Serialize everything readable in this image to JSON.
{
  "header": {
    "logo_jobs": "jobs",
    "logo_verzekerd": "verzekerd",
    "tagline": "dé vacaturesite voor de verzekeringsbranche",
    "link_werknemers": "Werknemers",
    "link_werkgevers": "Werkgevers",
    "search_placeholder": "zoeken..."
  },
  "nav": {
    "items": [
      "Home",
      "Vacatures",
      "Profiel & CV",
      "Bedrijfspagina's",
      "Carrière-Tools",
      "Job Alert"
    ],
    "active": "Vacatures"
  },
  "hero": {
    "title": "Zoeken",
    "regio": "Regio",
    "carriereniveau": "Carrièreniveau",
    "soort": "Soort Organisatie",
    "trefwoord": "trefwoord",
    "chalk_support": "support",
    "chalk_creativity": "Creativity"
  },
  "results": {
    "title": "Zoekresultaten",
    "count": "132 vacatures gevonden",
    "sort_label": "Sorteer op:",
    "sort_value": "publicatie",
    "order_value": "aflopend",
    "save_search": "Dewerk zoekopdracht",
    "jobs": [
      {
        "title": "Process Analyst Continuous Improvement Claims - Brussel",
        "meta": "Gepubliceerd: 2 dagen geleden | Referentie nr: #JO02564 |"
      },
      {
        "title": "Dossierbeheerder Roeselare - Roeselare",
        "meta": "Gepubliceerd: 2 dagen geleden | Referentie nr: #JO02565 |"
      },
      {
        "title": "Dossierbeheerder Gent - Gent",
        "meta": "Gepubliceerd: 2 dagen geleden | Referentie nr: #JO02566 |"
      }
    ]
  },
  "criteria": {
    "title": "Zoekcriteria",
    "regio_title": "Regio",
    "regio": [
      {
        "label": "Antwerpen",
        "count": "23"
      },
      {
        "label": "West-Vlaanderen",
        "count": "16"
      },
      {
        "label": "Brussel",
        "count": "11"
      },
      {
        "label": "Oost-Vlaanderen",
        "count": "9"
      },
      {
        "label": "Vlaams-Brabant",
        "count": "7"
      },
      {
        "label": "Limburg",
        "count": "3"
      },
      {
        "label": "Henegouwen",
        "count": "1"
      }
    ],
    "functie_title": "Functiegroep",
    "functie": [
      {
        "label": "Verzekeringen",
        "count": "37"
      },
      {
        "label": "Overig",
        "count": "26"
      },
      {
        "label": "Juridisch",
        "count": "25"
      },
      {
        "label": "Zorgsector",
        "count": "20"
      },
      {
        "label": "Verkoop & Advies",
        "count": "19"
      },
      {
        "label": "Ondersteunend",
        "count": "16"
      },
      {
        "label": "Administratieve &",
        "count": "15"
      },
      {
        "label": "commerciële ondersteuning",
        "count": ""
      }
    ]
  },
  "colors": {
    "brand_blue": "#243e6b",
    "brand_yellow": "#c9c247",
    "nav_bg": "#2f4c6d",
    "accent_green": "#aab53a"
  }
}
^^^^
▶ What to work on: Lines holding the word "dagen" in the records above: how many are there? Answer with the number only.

▶ Task answer: 3